Physicochemical Changes and Abundance of Freshwater Snails in Anambra River (Nigeria) During the Rainy Season

Charles Obinwanne Okoye, Daniel Echude, Chike Obinna Chiejina, Felix Atawal Andong, Kingsley Chukwuebuka Okoye, Samuel Ejike Ugwuja, Chigozie Damian Ezeonyejiaku, Joseph Eyo
2022 Ecological Chemistry and Engineering S-Chemia I Inzynieria Ekologiczna S  
Rapid diversification is a way of responding to environmental change for freshwater organisms. This work examined the physicochemical changes and abundance of freshwater snails in Anambra River (Nigeria) during the rainy season. Field studies were conducted fortnightly from June to August 2019 at three stations of the river namely: Otuocha (station I), Otunsugbe (station II), and Ukwubili (station III) about 8.35 kilometers apart from each other. A scoop net of 2 cm mesh size and handpicking
more » ... used to sample freshwater snails randomly and water samples were taken to the laboratory for physicochemical analysis. A total of 896 freshwater snails belonging to 6 species (Afropomus balanoidea, Pomacea maculata, Lymnea stagnalis, Lanistes ovum, Pila wernei, and Saulea vitrea) were collected. Pomacea maculata was the most dominant species with a relative abundance of 45.87 %, while Saulea vitrea was the least dominant species with a relative abundance of 2.34 %. There was a significant negative correlation between dissolved oxygen and Pomacea maculate (r = –0.877, p = 0.002) and a positive correlation between dissolved oxygen and Stagnalis lymnea (r = 0.840, p = 0.005). The diversity of species was highest at Otuocha (1.171) followed by Ukwubili (1.133) and Otunsugbe (0.856) with average mean temperatures of (23.1 ±0.1) °C, (27.30 ±0.00) °C, and (26.80 ±0.03) °C respectively. The distribution of freshwater snails was influenced by the physicochemical variability of Anambra River during the rainy season.

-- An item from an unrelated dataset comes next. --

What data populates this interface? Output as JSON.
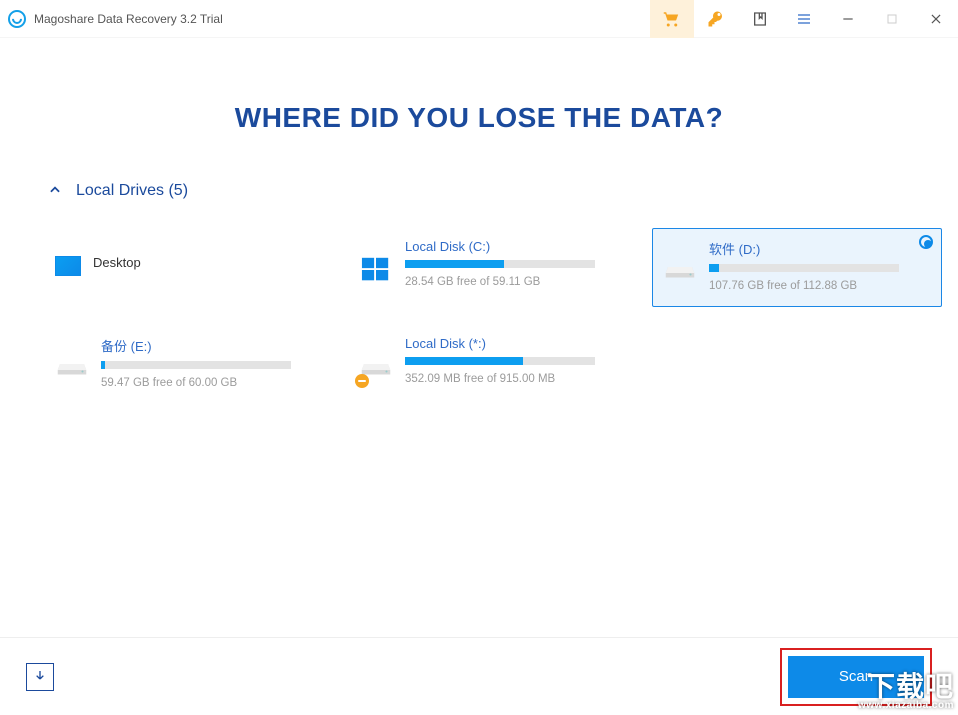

Therefore, further studies for a longer time and different seasons to examine the impact of physicochemical changes on the snail distribution are encouraged.
doi:10.2478/eces-2022-0013 fatcat:bqelpzj7cje4zj2ipeib2ndpda